His squad of African American workers kill trees by infecting them with deadly herbicide, causing them to weaken and fall. This poison seeps into not only the forest but the entire environment, including the characters that inhabit it. He employs a new labourer in the shape of teenager Gary Jones, played by Tye Sheridan, whose dysfunctional family have recently moved to town. A story of masculinity to the tune of barking dogs, this character driven film showcases the acting prowess of the leads but covers very familiar ground.
The superb visuals and score assemble a constantly threatening atmosphere and Gary Jones’ decent, charismatic personality feels out of place in the dirty backdrop. He too though is extremely capable of causing pain when necessary. He’s developed a hardness due to the abuse from Wade, his alcoholic disgrace of a father. Gary looks to Joe as a saviour and as an escape from his horrific home life. Joe however has his own demons, and his problems mean that he is never far away from his next brush with the law. He yearns to be a good man, and appears to have paternal qualities. The structure slowly builds a typical father-son triangle where the impressionable youth decides between bad or worse.

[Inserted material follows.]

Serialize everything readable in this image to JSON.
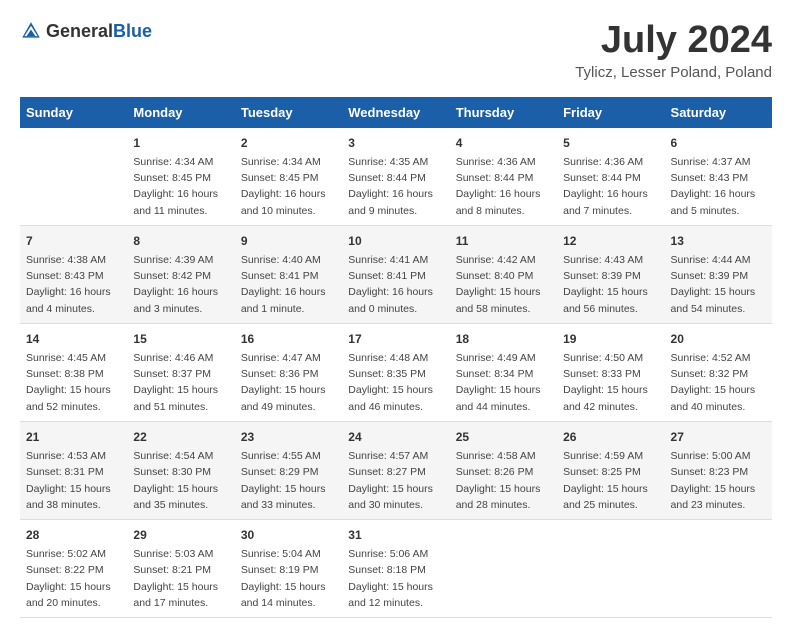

Putting aside the fairly substandard plotting, the performances lift the experience. Cage reminds us how good an actor he can be, and Joe’s shady past is ever-present in his intense stare. Tye Sheridan is effective, as he was in Mud, in a similar role in which he idolises a mysterious flawed three lettered title character. Stealing scenes though is Gary Poulter, who played Gary’s scraggy-haired villain of a dad. His presence and his words are evil, and his uneducated perspective of the world makes him incredibly dangerous. His darkness culminates is a shocking moment when he approaches a vagrant in need of feeding his addiction. Sadly, Poulter, who was a homeless non-professional actor died shortly after the film was completed following an alcohol binge so will never see his achievement on the silver screen.
A few stand out scenes, one involving a brutal brothel dogfight, will stay with you long after seeing ‘Joe’ but I was left wanting more. The work feels restricted and doesn’t expand outside the realms of tradition in terms of the core themes. Despite this, the cinematography is stunning in its grubbiness, and it is as good as I’ve seen Nicholas Cage in as long as I can remember. Green has furthered his reputation rebuild by taking another step into the right direction, choosing worth subject matter and continuing his successful independent resurgence.